When your alarm goes off on a Tuesday morning, and you think about the day ahead, is the need and desire to collect your paycheck the only thing that gets you out of bed?
In the New York Times SundayReview over the weekend, Barry Schwartz opines over what motivates us at work in his piece titled, “Rethinking Work.” Did Adam Smith, the father of industrial capitalism, have it all figured out in 1776 when he shared his view that “people [are] inherently lazy and [will] work only for pay”? Or, do we want something more from our 9-5? Schwartz makes the case for more, and I agree.
And, we don’t just want to be satisfied at work – delivered via perks like bagel breakfasts and flexibility – we want to be engaged at work.
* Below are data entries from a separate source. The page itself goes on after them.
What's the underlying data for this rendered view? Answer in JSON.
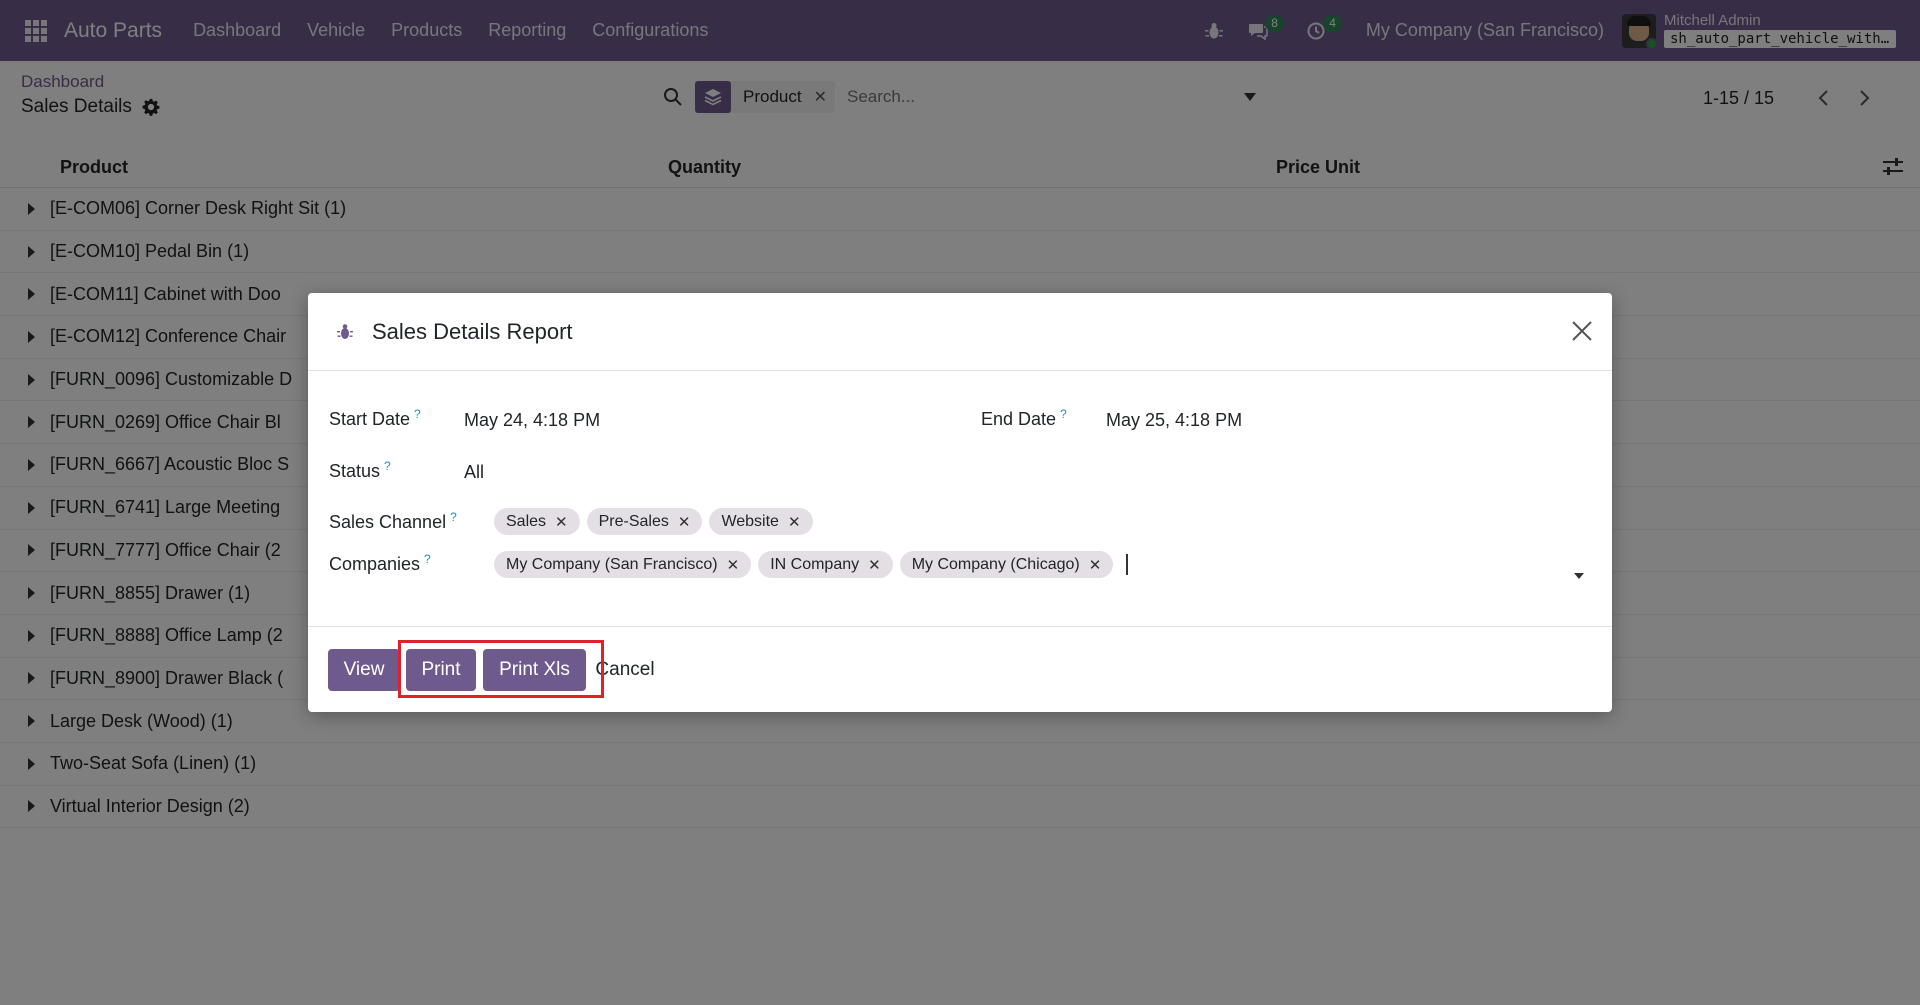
{
  "navbar": {
    "app_name": "Auto Parts",
    "menu": [
      "Dashboard",
      "Vehicle",
      "Products",
      "Reporting",
      "Configurations"
    ],
    "messages_count": "8",
    "activities_count": "4",
    "company": "My Company (San Francisco)",
    "user_name": "Mitchell Admin",
    "database": "sh_auto_part_vehicle_with_demo"
  },
  "control_panel": {
    "breadcrumb": "Dashboard",
    "title": "Sales Details",
    "facet_label": "Product",
    "search_placeholder": "Search...",
    "pager": "1-15 / 15"
  },
  "list": {
    "columns": [
      "Product",
      "Quantity",
      "Price Unit"
    ],
    "groups": [
      "[E-COM06] Corner Desk Right Sit (1)",
      "[E-COM10] Pedal Bin (1)",
      "[E-COM11] Cabinet with Doo",
      "[E-COM12] Conference Chair",
      "[FURN_0096] Customizable D",
      "[FURN_0269] Office Chair Bl",
      "[FURN_6667] Acoustic Bloc S",
      "[FURN_6741] Large Meeting",
      "[FURN_7777] Office Chair (2",
      "[FURN_8855] Drawer (1)",
      "[FURN_8888] Office Lamp (2",
      "[FURN_8900] Drawer Black (",
      "Large Desk (Wood) (1)",
      "Two-Seat Sofa (Linen) (1)",
      "Virtual Interior Design (2)"
    ]
  },
  "modal": {
    "title": "Sales Details Report",
    "start_date_label": "Start Date",
    "start_date": "May 24, 4:18 PM",
    "end_date_label": "End Date",
    "end_date": "May 25, 4:18 PM",
    "status_label": "Status",
    "status": "All",
    "sales_channel_label": "Sales Channel",
    "sales_channels": [
      "Sales",
      "Pre-Sales",
      "Website"
    ],
    "companies_label": "Companies",
    "companies": [
      "My Company (San Francisco)",
      "IN Company",
      "My Company (Chicago)"
    ],
    "help_mark": "?",
    "buttons": {
      "view": "View",
      "print": "Print",
      "print_xls": "Print Xls",
      "cancel": "Cancel"
    }
  },
  "colors": {
    "navbar": "#6f5a8e",
    "primary": "#6f5a8e",
    "highlight": "#e0202a"
  }
}
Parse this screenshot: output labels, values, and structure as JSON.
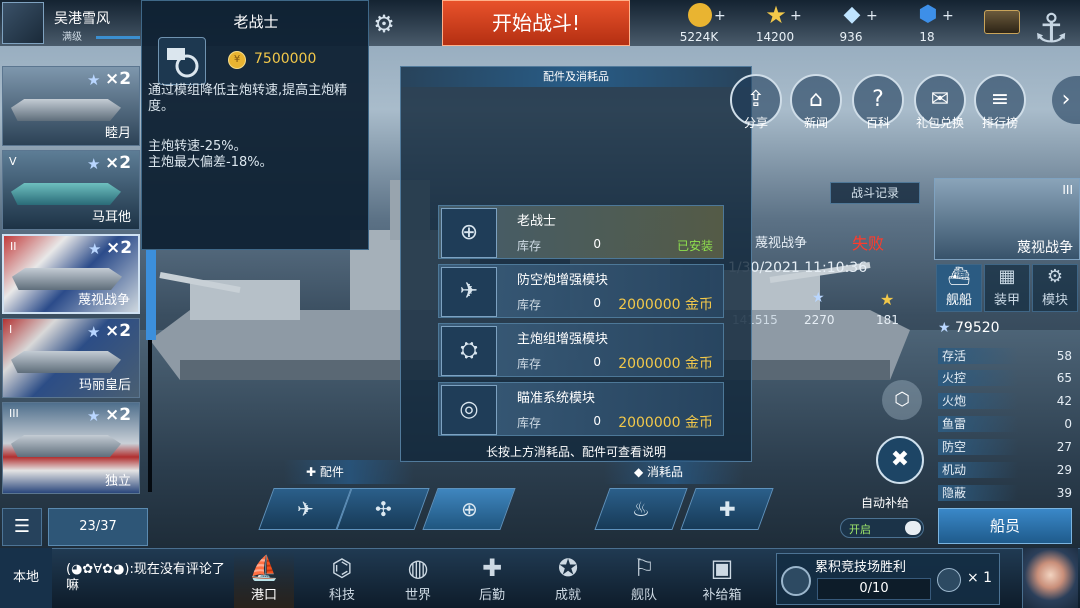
{
  "player": {
    "name": "吴港雪风",
    "level": "满级"
  },
  "top": {
    "start_battle": "开始战斗!",
    "resources": [
      {
        "icon": "gold-coin-icon",
        "value": "5224K",
        "color": "#e9b431"
      },
      {
        "icon": "gold-star-icon",
        "value": "14200",
        "color": "#f2c84a"
      },
      {
        "icon": "diamond-icon",
        "value": "936",
        "color": "#bfe4ff"
      },
      {
        "icon": "blue-gem-icon",
        "value": "18",
        "color": "#3d8fe8"
      }
    ]
  },
  "fleet": {
    "ships": [
      {
        "tier": "",
        "count": "×2",
        "name": "睦月"
      },
      {
        "tier": "V",
        "count": "×2",
        "name": "马耳他"
      },
      {
        "tier": "II",
        "count": "×2",
        "name": "蔑视战争"
      },
      {
        "tier": "I",
        "count": "×2",
        "name": "玛丽皇后"
      },
      {
        "tier": "III",
        "count": "×2",
        "name": "独立"
      }
    ],
    "page": "23/37"
  },
  "tooltip": {
    "title": "老战士",
    "price": "7500000",
    "coin_glyph": "¥",
    "desc": "通过模组降低主炮转速,提高主炮精度。",
    "stat1": "主炮转速-25%。",
    "stat2": "主炮最大偏差-18%。"
  },
  "panel": {
    "title": "配件及消耗品",
    "stock_label": "库存",
    "items": [
      {
        "name": "老战士",
        "stock": "0",
        "status": "已安装"
      },
      {
        "name": "防空炮增强模块",
        "stock": "0",
        "price": "2000000 金币"
      },
      {
        "name": "主炮组增强模块",
        "stock": "0",
        "price": "2000000 金币"
      },
      {
        "name": "瞄准系统模块",
        "stock": "0",
        "price": "2000000 金币"
      }
    ],
    "hint": "长按上方消耗品、配件可查看说明"
  },
  "bottom_sections": {
    "parts": "配件",
    "consumables": "消耗品"
  },
  "battle_record": {
    "button": "战斗记录",
    "ship": "蔑视战争",
    "result": "失败",
    "datetime": "1/30/2021 11:10:36",
    "gold": "141515",
    "stars": "2270",
    "points": "181"
  },
  "right_nav": [
    {
      "icon": "share-icon",
      "label": "分享"
    },
    {
      "icon": "news-icon",
      "label": "新闻"
    },
    {
      "icon": "encyclopedia-icon",
      "label": "百科"
    },
    {
      "icon": "gift-icon",
      "label": "礼包兑换"
    },
    {
      "icon": "ranking-icon",
      "label": "排行榜"
    }
  ],
  "right_panel": {
    "ship_name": "蔑视战争",
    "tier": "III",
    "tabs": [
      "舰船",
      "装甲",
      "模块"
    ],
    "power": "79520",
    "stats": [
      {
        "label": "存活",
        "value": "58"
      },
      {
        "label": "火控",
        "value": "65"
      },
      {
        "label": "火炮",
        "value": "42"
      },
      {
        "label": "鱼雷",
        "value": "0"
      },
      {
        "label": "防空",
        "value": "27"
      },
      {
        "label": "机动",
        "value": "29"
      },
      {
        "label": "隐蔽",
        "value": "39"
      }
    ],
    "auto_supply": "自动补给",
    "toggle_on": "开启",
    "crew": "船员"
  },
  "bottom_bar": {
    "local": "本地",
    "chat": "(◕✿∀✿◕):现在没有评论了嘛",
    "nav": [
      "港口",
      "科技",
      "世界",
      "后勤",
      "成就",
      "舰队",
      "补给箱"
    ],
    "quest_title": "累积竞技场胜利",
    "quest_progress": "0/10",
    "quest_reward": "× 1"
  },
  "colors": {
    "accent": "#3c8fdb",
    "start": "#e8522b",
    "installed": "#8ee04e",
    "price": "#f2c84a",
    "defeat": "#ff3b2b"
  }
}
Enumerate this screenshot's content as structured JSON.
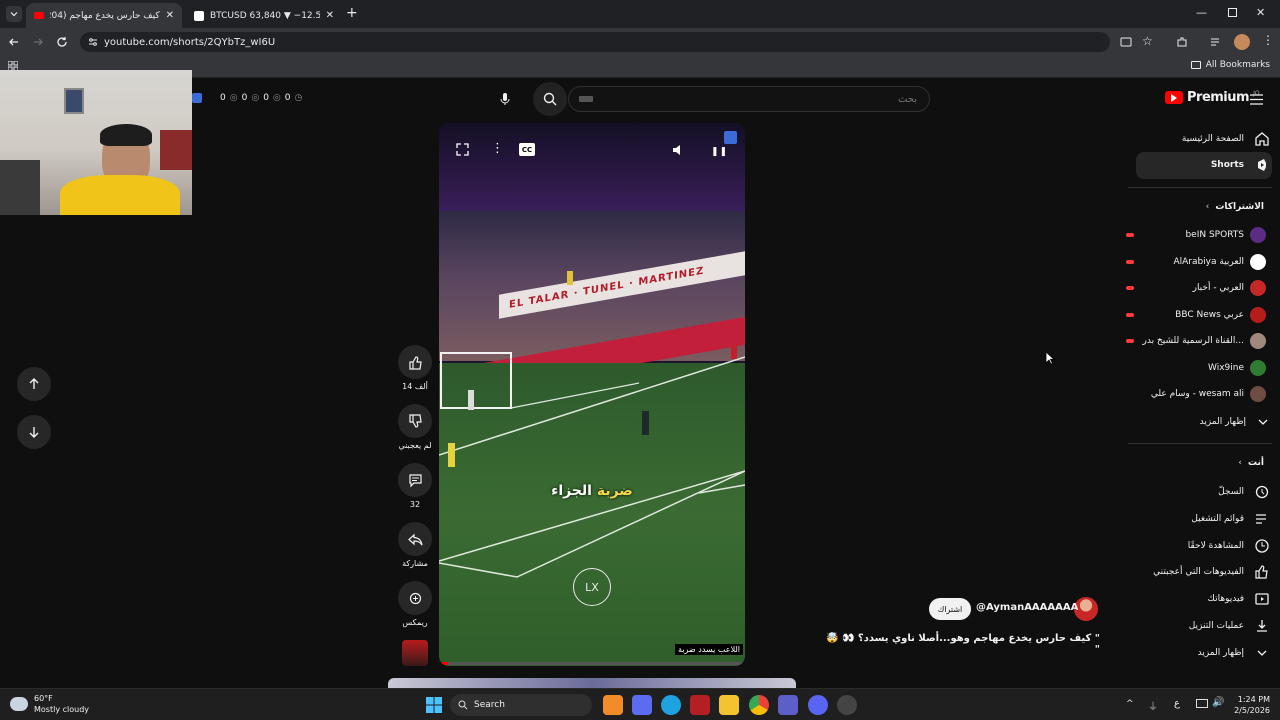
{
  "browser": {
    "tabs": [
      {
        "title": "كيف حارس يخدع مهاجم (204) *",
        "active": true
      },
      {
        "title": "BTCUSD 63,840 ▼ −12.55% ab",
        "active": false
      }
    ],
    "new_tab": "+",
    "url": "youtube.com/shorts/2QYbTz_wI6U",
    "all_bookmarks": "All Bookmarks"
  },
  "overlay": {
    "counters": [
      "0",
      "0",
      "0",
      "0"
    ]
  },
  "youtube": {
    "search_placeholder": "بحث",
    "logo": "Premium",
    "logo_region": "JO",
    "nav": [
      {
        "label": "الصفحة الرئيسية",
        "icon": "home-icon"
      },
      {
        "label": "Shorts",
        "icon": "shorts-icon",
        "active": true
      }
    ],
    "subscriptions_title": "الاشتراكات",
    "subscriptions": [
      {
        "name": "beIN SPORTS",
        "color": "#5b2c83",
        "live": true
      },
      {
        "name": "AlArabiya العربية",
        "color": "#ffffff",
        "live": true
      },
      {
        "name": "العربي - أخبار",
        "color": "#c62828",
        "live": true
      },
      {
        "name": "BBC News عربي",
        "color": "#b71c1c",
        "live": true
      },
      {
        "name": "القناة الرسمية للشيخ بدر...",
        "color": "#a1887f",
        "live": true
      },
      {
        "name": "Wix9ine",
        "color": "#2e7d32",
        "live": false
      },
      {
        "name": "وسام علي - wesam ali",
        "color": "#6d4c41",
        "live": false
      }
    ],
    "show_more": "إظهار المزيد",
    "you_title": "أنت",
    "you_items": [
      {
        "label": "السجلّ",
        "icon": "history-icon"
      },
      {
        "label": "قوائم التشغيل",
        "icon": "playlist-icon"
      },
      {
        "label": "المشاهدة لاحقًا",
        "icon": "clock-icon"
      },
      {
        "label": "الفيديوهات التي أعجبتني",
        "icon": "like-icon"
      },
      {
        "label": "فيديوهاتك",
        "icon": "video-icon"
      },
      {
        "label": "عمليات التنزيل",
        "icon": "download-icon"
      },
      {
        "label": "إظهار المزيد",
        "icon": "chevron-down-icon"
      }
    ],
    "short": {
      "caption": "ضربة الجزاء",
      "caption_highlight": "ضربة",
      "subtitle": "اللاعب يسدد ضربة",
      "watermark": "LX",
      "channel": "@AymanAAAAAAA",
      "subscribe": "اشتراك",
      "title": "\" كيف حارس يخدع مهاجم وهو...أصلا ناوي يسدد؟ 👀 🤯 \"",
      "likes": "14 ألف",
      "dislike": "لم يعجبني",
      "comments": "32",
      "share": "مشاركة",
      "remix": "ريمكس",
      "progress": 0.03
    }
  },
  "taskbar": {
    "weather_temp": "60°F",
    "weather_desc": "Mostly cloudy",
    "search": "Search",
    "lang": "ع",
    "time": "1:24 PM",
    "date": "2/5/2026"
  }
}
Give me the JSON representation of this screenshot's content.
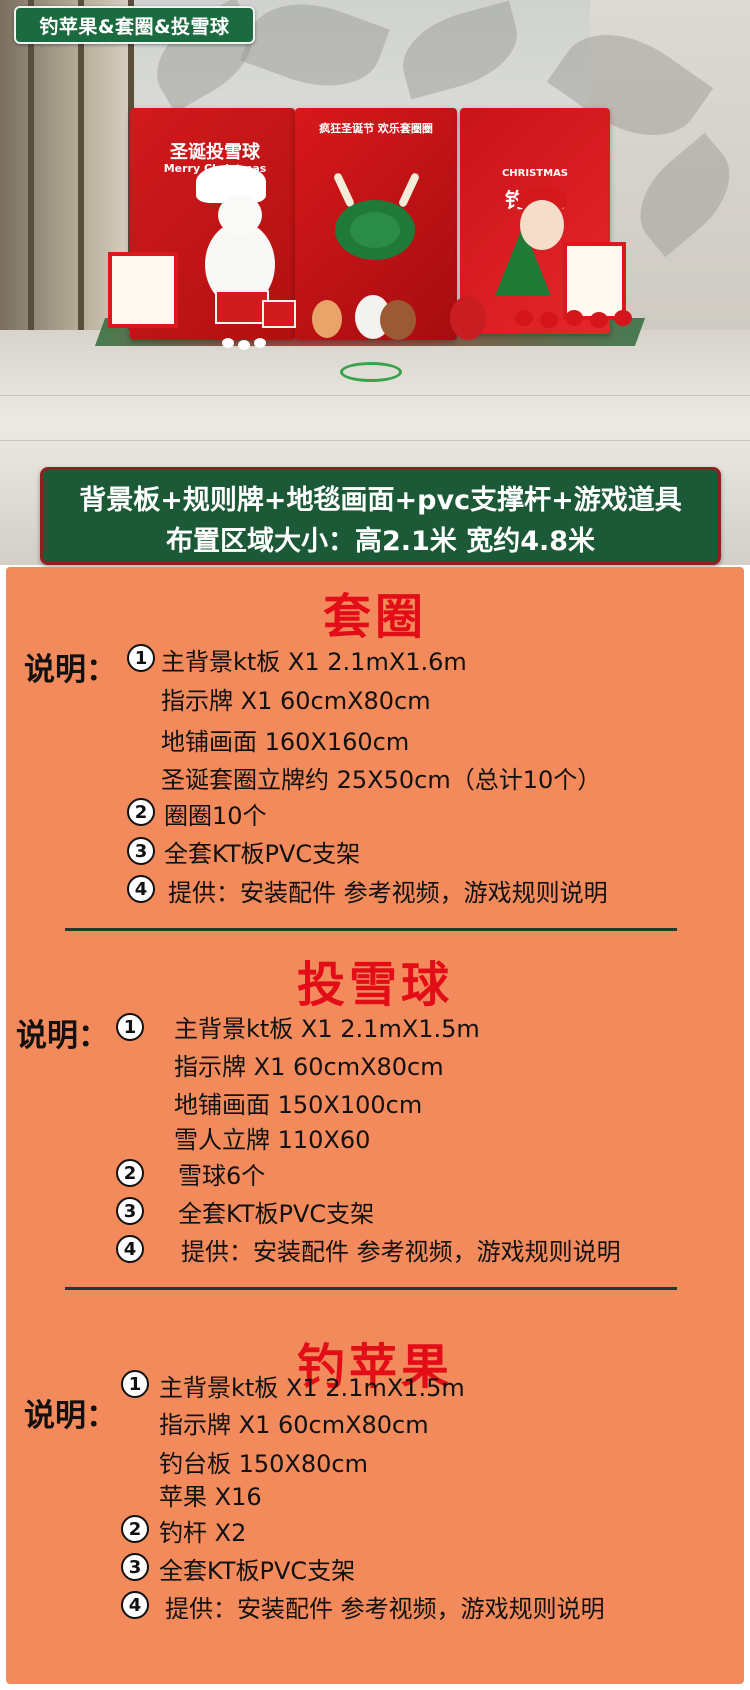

Engagement is what makes people go the distance in their jobs and at their workplaces. We want to know our work makes a difference. We want to connect with our teammates. We want to learn and grow. (The folks at DecisionWise, an employee engagement survey and counseling firm are the experts here; visit their blog to learn more.)
I asked a group of colleagues, professional peers and friends about what they find meaningful about their jobs, or what creates meaning for them in their jobs. I hope you feel as inspired by their responses as I did…and none of them, Mr. Adam Smith, have anything to do with pay.
“What I find most meaningful in my job is creating real, genuine connections with teammates and clients; helping people learn and grow; having the authority to help solve an interesting problem or fulfill a need that makes an impact on business goals; and working with teams that are aligned and rooted in trust and respect for each other.”
“Work is most meaningful to me when I work with clients and colleagues who bring a collaborative spirit, open mind and sense of curiosity about what’s possible to opportunities and problems we’re working on…”
“I love my job, and I love it because I realize it does make a difference. The proof for me is a culmination of all of the relationships I have built and continue to foster with former students, players and their families. I guess I never realized that the way I treated them or helped them meant as much as it did, and I don’t think they will ever know how much they all meant to me. Looking back makes me happy that I do what I do. My profession gives me the opportunity to do a ton of good in small ways for a lot of people.”
“Helping our team overcome challenges, whether it’s a client challenge or a business challenge, is what creates meaning for me.”
“What creates meaning for me in my job is achieving something as a team. I find deep satisfaction in collaborating with experts at all different levels, and once we’ve knocked out our goal, celebrating those successes. Celebrating and achieving isn’t as much fun alone; I’d much rather do it with a group of people who inspire me to be my best every single day.”